What you should do: A verbatim copy of the records below, pictures omitted, is the task.

Materials provided:
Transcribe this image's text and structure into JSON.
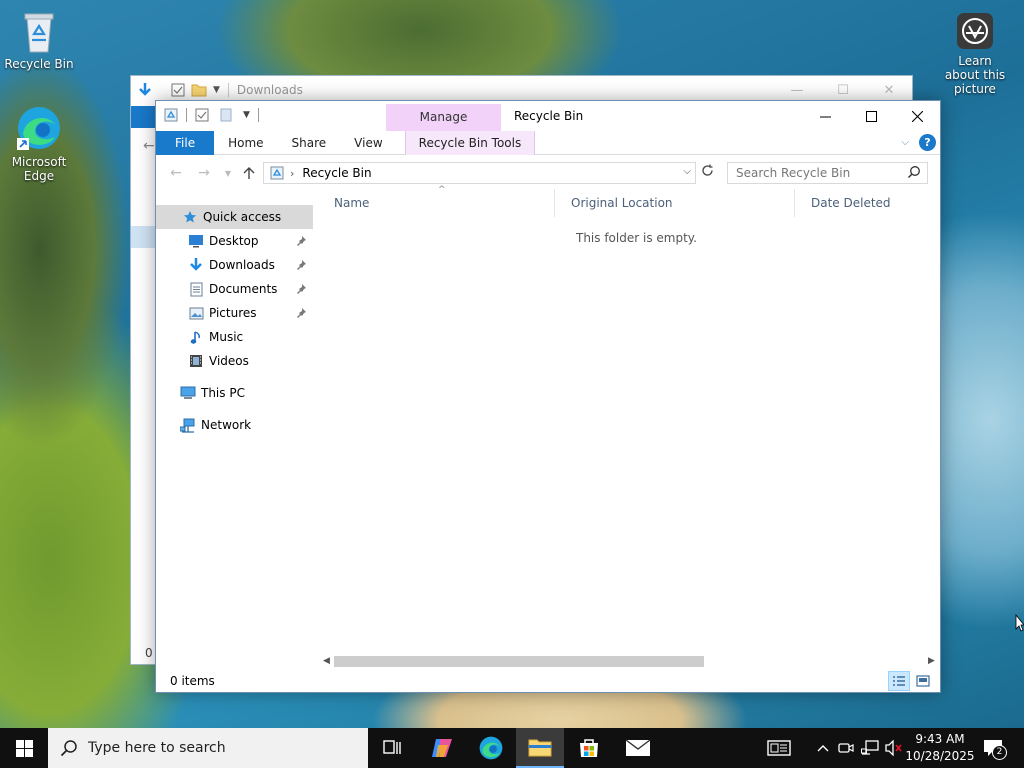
{
  "desktop": {
    "icons": [
      {
        "label": "Recycle Bin",
        "icon": "recycle-bin-icon"
      },
      {
        "label": "Microsoft Edge",
        "icon": "edge-icon"
      },
      {
        "label": "Learn about this picture",
        "icon": "camera-icon"
      }
    ]
  },
  "background_window": {
    "title": "Downloads",
    "footer": "0 i"
  },
  "window": {
    "title": "Recycle Bin",
    "context_tab": "Manage",
    "ribbon_tabs": [
      "File",
      "Home",
      "Share",
      "View",
      "Recycle Bin Tools"
    ],
    "address": {
      "path": "Recycle Bin"
    },
    "search": {
      "placeholder": "Search Recycle Bin"
    },
    "nav": {
      "quick_access": "Quick access",
      "items": [
        {
          "label": "Desktop",
          "pinned": true
        },
        {
          "label": "Downloads",
          "pinned": true
        },
        {
          "label": "Documents",
          "pinned": true
        },
        {
          "label": "Pictures",
          "pinned": true
        },
        {
          "label": "Music",
          "pinned": false
        },
        {
          "label": "Videos",
          "pinned": false
        }
      ],
      "this_pc": "This PC",
      "network": "Network"
    },
    "columns": [
      "Name",
      "Original Location",
      "Date Deleted"
    ],
    "empty_message": "This folder is empty.",
    "status": "0 items"
  },
  "taskbar": {
    "search_placeholder": "Type here to search",
    "time": "9:43 AM",
    "date": "10/28/2025",
    "notification_count": "2"
  },
  "colors": {
    "accent": "#1979ca",
    "manage_tab": "#f2d2f9",
    "taskbar": "#101010"
  }
}
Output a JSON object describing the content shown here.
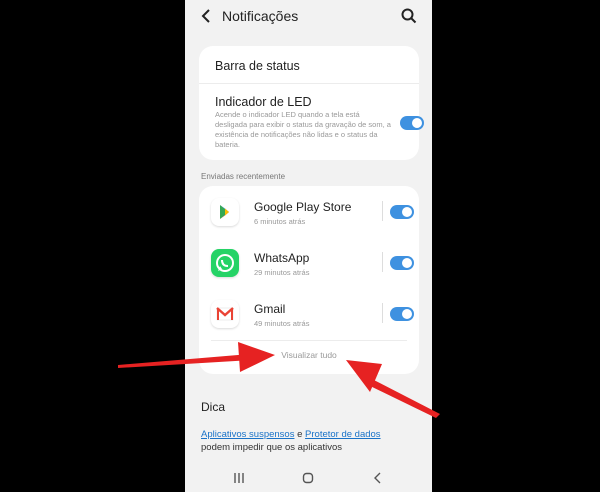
{
  "header": {
    "title": "Notificações"
  },
  "status_bar_row": {
    "label": "Barra de status"
  },
  "led": {
    "label": "Indicador de LED",
    "description": "Acende o indicador LED quando a tela está desligada para exibir o status da gravação de som, a existência de notificações não lidas e o status da bateria.",
    "enabled": true
  },
  "recent": {
    "section_label": "Enviadas recentemente",
    "apps": [
      {
        "name": "Google Play Store",
        "time": "6 minutos atrás",
        "icon": "google-play-icon",
        "enabled": true
      },
      {
        "name": "WhatsApp",
        "time": "29 minutos atrás",
        "icon": "whatsapp-icon",
        "enabled": true
      },
      {
        "name": "Gmail",
        "time": "49 minutos atrás",
        "icon": "gmail-icon",
        "enabled": true
      }
    ],
    "view_all": "Visualizar tudo"
  },
  "tip": {
    "heading": "Dica",
    "link1": "Aplicativos suspensos",
    "connector": " e ",
    "link2": "Protetor de dados",
    "rest": " podem impedir que os aplicativos"
  },
  "colors": {
    "toggle_on": "#3e91e0",
    "arrow": "#e62222",
    "link": "#1a73c8"
  }
}
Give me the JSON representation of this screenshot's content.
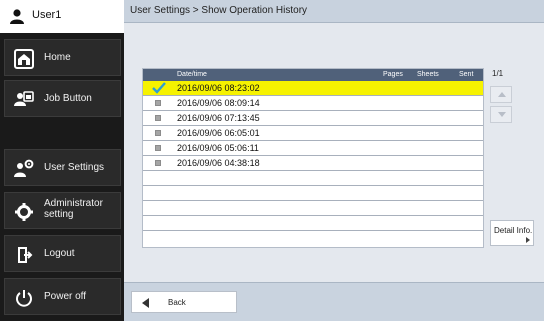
{
  "user": {
    "name": "User1",
    "icon": "user-icon"
  },
  "sidebar": {
    "items": [
      {
        "label": "Home",
        "icon": "home-icon"
      },
      {
        "label": "Job Button",
        "icon": "job-button-icon"
      },
      {
        "label": "User Settings",
        "icon": "user-settings-icon"
      },
      {
        "label": "Administrator setting",
        "icon": "admin-gear-icon"
      },
      {
        "label": "Logout",
        "icon": "logout-icon"
      },
      {
        "label": "Power off",
        "icon": "power-icon"
      }
    ]
  },
  "header": {
    "title": "User Settings > Show Operation History"
  },
  "history": {
    "columns": {
      "datetime": "Date/time",
      "pages": "Pages",
      "sheets": "Sheets",
      "sent": "Sent"
    },
    "rows": [
      {
        "datetime": "2016/09/06 08:23:02",
        "selected": true
      },
      {
        "datetime": "2016/09/06 08:09:14",
        "selected": false
      },
      {
        "datetime": "2016/09/06 07:13:45",
        "selected": false
      },
      {
        "datetime": "2016/09/06 06:05:01",
        "selected": false
      },
      {
        "datetime": "2016/09/06 05:06:11",
        "selected": false
      },
      {
        "datetime": "2016/09/06 04:38:18",
        "selected": false
      }
    ],
    "empty_rows": 4,
    "page_indicator": "1/1"
  },
  "buttons": {
    "detail_info": "Detail Info.",
    "back": "Back"
  },
  "colors": {
    "selected_row": "#f6f200",
    "header_bg": "#50617a",
    "sidebar_bg": "#1a1a1a"
  }
}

Answer box:
Transcribe this image's text and structure into JSON.
{
  "desktop": {
    "icons": [
      {
        "label": "Recycle Bin",
        "icon": "recycle-bin-icon"
      },
      {
        "label": "Microsoft Edge",
        "icon": "edge-icon"
      },
      {
        "label": "Learn about this picture",
        "icon": "camera-icon"
      }
    ]
  },
  "background_window": {
    "title": "Downloads",
    "footer": "0 i"
  },
  "window": {
    "title": "Recycle Bin",
    "context_tab": "Manage",
    "ribbon_tabs": [
      "File",
      "Home",
      "Share",
      "View",
      "Recycle Bin Tools"
    ],
    "address": {
      "path": "Recycle Bin"
    },
    "search": {
      "placeholder": "Search Recycle Bin"
    },
    "nav": {
      "quick_access": "Quick access",
      "items": [
        {
          "label": "Desktop",
          "pinned": true
        },
        {
          "label": "Downloads",
          "pinned": true
        },
        {
          "label": "Documents",
          "pinned": true
        },
        {
          "label": "Pictures",
          "pinned": true
        },
        {
          "label": "Music",
          "pinned": false
        },
        {
          "label": "Videos",
          "pinned": false
        }
      ],
      "this_pc": "This PC",
      "network": "Network"
    },
    "columns": [
      "Name",
      "Original Location",
      "Date Deleted"
    ],
    "empty_message": "This folder is empty.",
    "status": "0 items"
  },
  "taskbar": {
    "search_placeholder": "Type here to search",
    "time": "9:43 AM",
    "date": "10/28/2025",
    "notification_count": "2"
  },
  "colors": {
    "accent": "#1979ca",
    "manage_tab": "#f2d2f9",
    "taskbar": "#101010"
  }
}
Output a JSON object describing the content shown here.
{
  "header": {
    "title": "Notificações"
  },
  "status_bar_row": {
    "label": "Barra de status"
  },
  "led": {
    "label": "Indicador de LED",
    "description": "Acende o indicador LED quando a tela está desligada para exibir o status da gravação de som, a existência de notificações não lidas e o status da bateria.",
    "enabled": true
  },
  "recent": {
    "section_label": "Enviadas recentemente",
    "apps": [
      {
        "name": "Google Play Store",
        "time": "6 minutos atrás",
        "icon": "google-play-icon",
        "enabled": true
      },
      {
        "name": "WhatsApp",
        "time": "29 minutos atrás",
        "icon": "whatsapp-icon",
        "enabled": true
      },
      {
        "name": "Gmail",
        "time": "49 minutos atrás",
        "icon": "gmail-icon",
        "enabled": true
      }
    ],
    "view_all": "Visualizar tudo"
  },
  "tip": {
    "heading": "Dica",
    "link1": "Aplicativos suspensos",
    "connector": " e ",
    "link2": "Protetor de dados",
    "rest": " podem impedir que os aplicativos"
  },
  "colors": {
    "toggle_on": "#3e91e0",
    "arrow": "#e62222",
    "link": "#1a73c8"
  }
}
Give me the JSON representation of this screenshot's content.
{
  "user": {
    "name": "User1",
    "icon": "user-icon"
  },
  "sidebar": {
    "items": [
      {
        "label": "Home",
        "icon": "home-icon"
      },
      {
        "label": "Job Button",
        "icon": "job-button-icon"
      },
      {
        "label": "User Settings",
        "icon": "user-settings-icon"
      },
      {
        "label": "Administrator setting",
        "icon": "admin-gear-icon"
      },
      {
        "label": "Logout",
        "icon": "logout-icon"
      },
      {
        "label": "Power off",
        "icon": "power-icon"
      }
    ]
  },
  "header": {
    "title": "User Settings > Show Operation History"
  },
  "history": {
    "columns": {
      "datetime": "Date/time",
      "pages": "Pages",
      "sheets": "Sheets",
      "sent": "Sent"
    },
    "rows": [
      {
        "datetime": "2016/09/06 08:23:02",
        "selected": true
      },
      {
        "datetime": "2016/09/06 08:09:14",
        "selected": false
      },
      {
        "datetime": "2016/09/06 07:13:45",
        "selected": false
      },
      {
        "datetime": "2016/09/06 06:05:01",
        "selected": false
      },
      {
        "datetime": "2016/09/06 05:06:11",
        "selected": false
      },
      {
        "datetime": "2016/09/06 04:38:18",
        "selected": false
      }
    ],
    "empty_rows": 4,
    "page_indicator": "1/1"
  },
  "buttons": {
    "detail_info": "Detail Info.",
    "back": "Back"
  },
  "colors": {
    "selected_row": "#f6f200",
    "header_bg": "#50617a",
    "sidebar_bg": "#1a1a1a"
  }
}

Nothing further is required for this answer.